::: Task inputs :::
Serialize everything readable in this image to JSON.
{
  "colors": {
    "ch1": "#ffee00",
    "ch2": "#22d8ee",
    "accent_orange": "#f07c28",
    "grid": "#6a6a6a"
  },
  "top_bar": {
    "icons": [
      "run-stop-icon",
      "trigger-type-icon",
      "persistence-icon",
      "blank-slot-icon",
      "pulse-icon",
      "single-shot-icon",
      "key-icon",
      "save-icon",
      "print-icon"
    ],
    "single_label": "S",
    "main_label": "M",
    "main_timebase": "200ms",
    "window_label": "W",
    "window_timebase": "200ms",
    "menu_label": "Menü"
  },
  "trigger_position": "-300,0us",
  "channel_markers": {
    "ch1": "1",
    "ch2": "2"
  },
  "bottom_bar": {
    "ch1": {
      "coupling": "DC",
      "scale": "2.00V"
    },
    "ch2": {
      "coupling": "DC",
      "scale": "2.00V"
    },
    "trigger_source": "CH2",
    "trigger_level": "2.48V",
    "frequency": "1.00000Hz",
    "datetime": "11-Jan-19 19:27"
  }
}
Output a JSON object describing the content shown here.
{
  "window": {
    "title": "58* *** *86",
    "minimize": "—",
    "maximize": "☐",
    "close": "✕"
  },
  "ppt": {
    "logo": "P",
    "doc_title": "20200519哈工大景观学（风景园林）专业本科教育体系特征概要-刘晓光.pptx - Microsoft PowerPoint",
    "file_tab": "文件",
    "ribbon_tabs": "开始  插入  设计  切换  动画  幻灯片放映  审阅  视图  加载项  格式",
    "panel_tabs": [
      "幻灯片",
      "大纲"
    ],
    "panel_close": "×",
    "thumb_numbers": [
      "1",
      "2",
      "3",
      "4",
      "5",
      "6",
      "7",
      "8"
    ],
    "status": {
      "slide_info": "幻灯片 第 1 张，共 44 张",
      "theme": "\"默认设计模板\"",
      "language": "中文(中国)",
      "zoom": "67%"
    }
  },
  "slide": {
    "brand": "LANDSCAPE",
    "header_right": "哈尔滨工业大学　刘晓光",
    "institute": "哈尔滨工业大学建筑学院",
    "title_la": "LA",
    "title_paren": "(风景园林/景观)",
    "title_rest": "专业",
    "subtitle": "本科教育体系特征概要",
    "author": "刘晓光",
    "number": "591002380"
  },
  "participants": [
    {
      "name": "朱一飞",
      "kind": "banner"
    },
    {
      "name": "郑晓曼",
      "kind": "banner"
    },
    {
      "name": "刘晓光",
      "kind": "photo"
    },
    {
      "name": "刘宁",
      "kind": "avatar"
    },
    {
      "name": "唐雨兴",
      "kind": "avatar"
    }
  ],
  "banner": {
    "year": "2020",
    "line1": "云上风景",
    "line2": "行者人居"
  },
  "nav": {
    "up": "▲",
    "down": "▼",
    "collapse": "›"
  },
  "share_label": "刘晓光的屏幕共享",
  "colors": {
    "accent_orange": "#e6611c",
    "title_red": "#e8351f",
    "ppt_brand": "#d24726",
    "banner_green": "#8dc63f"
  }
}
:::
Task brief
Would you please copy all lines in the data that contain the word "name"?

Result for this task
      "name": "朱一飞",
      "name": "郑晓曼",
      "name": "刘晓光",
      "name": "刘宁",
      "name": "唐雨兴",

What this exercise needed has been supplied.